Since most people are prone to over-curing with LED lamps due to their lack of radiation–UV effect, here is a comparison table between gel polish curing time and coating sequence.
|LED Lamp Wattage
|Gel Polish Curing Time
|Base Coat Curing Time
|Top Coat Curing Time
Now that you know the factors that lead to over-curing, it is advisable to remain cautious when using the lamps or coating the gel polish, especially when it comes to timing.
Consequences of Over-Curing
Since the advantage of your freshly done manicure is immediate dry nails, over-curing seems like a desirable option. More curing time for better gel nails. However, there are consequences of over-curing.
Essentially, gel polish was designed as an improved version of regular nail polish and came with its fair share of instructions. Due to the heavy polymers used in manufacturing gel polish and its photosensitivity, you could get a lousy manicure if you allow your gel polish to cure for too long.
The reason is that the UV/LED light hardens the gel polish with prolonged exposure.
In contrast, sticking to the recommended curing time will allow the gel polish to plasticize and retain its flexibility. Brittle nails that quickly crack and chip are the most common consequences of over-curing. Your gel polish may also peel off, or lift, as a result.
Some signs of over-cured gel nails include, but are not limited to:
How To Fix an Over-Cured Gel Polish
Now that you know the consequences of over-curing, it’s time to learn how to do some damage control. Over-cured gel polish can be stubborn to remove since it reacts slowly to acetone compared to well-cured gel polish.
As a result, it requires more time and effort. The first step is, to begin with, a full soak in acetone to remove the base coat. You will also need a nail file to slough off the top coat gently. After filing, soak in acetone for another 15 minutes, use a cuticle pusher to remove any leftover polish, and wash your hands afterward.
Precautions for Over-Cured Gel Polish
- Read the application guidelines and follow them to get excellent results.
- Only use your curing lamp or light within the recommended time.

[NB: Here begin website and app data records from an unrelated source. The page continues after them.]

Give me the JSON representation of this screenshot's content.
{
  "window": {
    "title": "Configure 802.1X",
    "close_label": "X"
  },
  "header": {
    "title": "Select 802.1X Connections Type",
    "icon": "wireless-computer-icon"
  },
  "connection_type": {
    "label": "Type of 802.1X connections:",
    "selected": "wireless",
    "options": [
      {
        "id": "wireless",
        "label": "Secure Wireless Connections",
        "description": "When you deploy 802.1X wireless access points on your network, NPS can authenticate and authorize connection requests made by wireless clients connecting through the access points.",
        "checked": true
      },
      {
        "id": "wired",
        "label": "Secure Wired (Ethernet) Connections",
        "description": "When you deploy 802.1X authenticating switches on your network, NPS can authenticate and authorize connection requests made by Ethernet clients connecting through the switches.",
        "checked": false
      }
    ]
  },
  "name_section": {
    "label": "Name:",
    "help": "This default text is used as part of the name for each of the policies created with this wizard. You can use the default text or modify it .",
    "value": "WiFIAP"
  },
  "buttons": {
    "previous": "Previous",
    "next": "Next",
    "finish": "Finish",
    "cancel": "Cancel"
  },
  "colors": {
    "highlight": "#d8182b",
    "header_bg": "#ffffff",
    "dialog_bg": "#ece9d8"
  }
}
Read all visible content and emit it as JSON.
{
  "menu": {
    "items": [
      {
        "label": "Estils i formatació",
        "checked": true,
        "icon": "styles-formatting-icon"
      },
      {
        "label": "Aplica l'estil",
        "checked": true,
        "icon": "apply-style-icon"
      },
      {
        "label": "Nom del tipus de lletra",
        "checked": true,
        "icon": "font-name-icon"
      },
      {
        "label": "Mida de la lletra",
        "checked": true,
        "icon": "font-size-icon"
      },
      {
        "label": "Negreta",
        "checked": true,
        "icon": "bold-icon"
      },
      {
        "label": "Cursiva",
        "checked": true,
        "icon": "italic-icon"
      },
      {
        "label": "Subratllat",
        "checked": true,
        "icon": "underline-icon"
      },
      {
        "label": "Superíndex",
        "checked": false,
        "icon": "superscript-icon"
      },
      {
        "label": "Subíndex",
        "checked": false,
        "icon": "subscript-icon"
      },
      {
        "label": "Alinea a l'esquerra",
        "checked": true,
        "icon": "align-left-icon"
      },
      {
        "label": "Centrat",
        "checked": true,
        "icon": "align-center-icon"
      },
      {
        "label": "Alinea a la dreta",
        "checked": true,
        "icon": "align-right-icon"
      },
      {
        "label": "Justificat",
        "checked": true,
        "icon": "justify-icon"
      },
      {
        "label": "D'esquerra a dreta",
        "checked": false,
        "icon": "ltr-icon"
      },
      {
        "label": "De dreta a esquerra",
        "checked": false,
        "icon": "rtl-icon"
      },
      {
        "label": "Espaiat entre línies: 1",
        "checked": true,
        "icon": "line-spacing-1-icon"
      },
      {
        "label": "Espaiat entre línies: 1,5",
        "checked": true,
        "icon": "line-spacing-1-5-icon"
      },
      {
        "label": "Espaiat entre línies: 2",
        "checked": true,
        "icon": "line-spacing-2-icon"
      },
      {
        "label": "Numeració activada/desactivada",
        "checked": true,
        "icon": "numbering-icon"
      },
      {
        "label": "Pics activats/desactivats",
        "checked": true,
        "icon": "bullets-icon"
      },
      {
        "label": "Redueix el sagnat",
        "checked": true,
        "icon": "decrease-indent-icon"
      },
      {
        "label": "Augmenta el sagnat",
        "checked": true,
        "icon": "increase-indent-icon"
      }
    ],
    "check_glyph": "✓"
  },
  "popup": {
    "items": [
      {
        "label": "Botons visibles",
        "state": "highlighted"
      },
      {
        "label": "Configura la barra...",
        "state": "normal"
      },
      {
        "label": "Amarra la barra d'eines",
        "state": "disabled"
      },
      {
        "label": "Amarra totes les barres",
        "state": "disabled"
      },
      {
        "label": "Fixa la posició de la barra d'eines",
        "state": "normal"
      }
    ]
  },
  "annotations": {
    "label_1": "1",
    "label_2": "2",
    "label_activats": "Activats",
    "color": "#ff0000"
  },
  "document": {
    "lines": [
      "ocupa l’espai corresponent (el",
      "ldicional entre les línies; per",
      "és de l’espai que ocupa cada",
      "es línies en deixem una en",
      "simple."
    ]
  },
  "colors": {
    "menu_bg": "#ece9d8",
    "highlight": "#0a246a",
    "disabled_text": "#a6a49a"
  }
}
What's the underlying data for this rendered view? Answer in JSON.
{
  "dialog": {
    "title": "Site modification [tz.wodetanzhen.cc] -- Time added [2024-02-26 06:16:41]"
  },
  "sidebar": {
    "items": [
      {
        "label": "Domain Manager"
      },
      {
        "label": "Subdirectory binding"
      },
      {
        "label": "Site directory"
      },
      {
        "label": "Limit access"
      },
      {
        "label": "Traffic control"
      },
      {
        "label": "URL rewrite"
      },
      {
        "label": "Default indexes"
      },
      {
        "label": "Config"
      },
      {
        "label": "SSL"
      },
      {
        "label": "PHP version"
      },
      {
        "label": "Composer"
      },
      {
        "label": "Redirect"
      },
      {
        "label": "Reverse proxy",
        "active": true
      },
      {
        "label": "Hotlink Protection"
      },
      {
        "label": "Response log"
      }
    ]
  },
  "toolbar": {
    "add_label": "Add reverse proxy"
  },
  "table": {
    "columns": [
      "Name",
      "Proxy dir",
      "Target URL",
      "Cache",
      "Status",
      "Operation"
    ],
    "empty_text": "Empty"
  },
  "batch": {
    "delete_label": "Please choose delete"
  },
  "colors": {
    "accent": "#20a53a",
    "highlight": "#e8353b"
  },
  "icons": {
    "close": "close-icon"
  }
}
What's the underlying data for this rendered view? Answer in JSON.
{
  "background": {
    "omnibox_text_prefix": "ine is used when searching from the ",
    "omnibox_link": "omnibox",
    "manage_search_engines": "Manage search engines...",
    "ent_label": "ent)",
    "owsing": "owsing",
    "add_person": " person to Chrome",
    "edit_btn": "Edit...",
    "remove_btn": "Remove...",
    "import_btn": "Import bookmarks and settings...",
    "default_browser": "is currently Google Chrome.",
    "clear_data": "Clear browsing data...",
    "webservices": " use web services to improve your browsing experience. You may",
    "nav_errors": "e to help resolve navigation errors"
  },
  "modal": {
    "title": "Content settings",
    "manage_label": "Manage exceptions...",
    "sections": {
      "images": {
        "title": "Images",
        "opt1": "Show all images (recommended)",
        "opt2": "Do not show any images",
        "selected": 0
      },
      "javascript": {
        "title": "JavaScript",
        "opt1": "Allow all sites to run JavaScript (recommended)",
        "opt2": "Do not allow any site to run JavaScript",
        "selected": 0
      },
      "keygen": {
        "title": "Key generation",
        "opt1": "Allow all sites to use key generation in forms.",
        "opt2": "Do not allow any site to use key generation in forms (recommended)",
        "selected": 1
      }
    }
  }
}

- Ensure your gel polish is not thick before using it, and apply all coats thinly.
Now that you know you can over-cure gel polish, you have a reasonable explanation for the brittle, peeling manicure you keep getting that isn’t consistent with gel polish. Your manufacturer’s instruction is invaluable for getting completely cured gel nails.
Last but not least, make sure you know how to use UV light safely, so your manicure don’t have to be a sacrifice for beauty!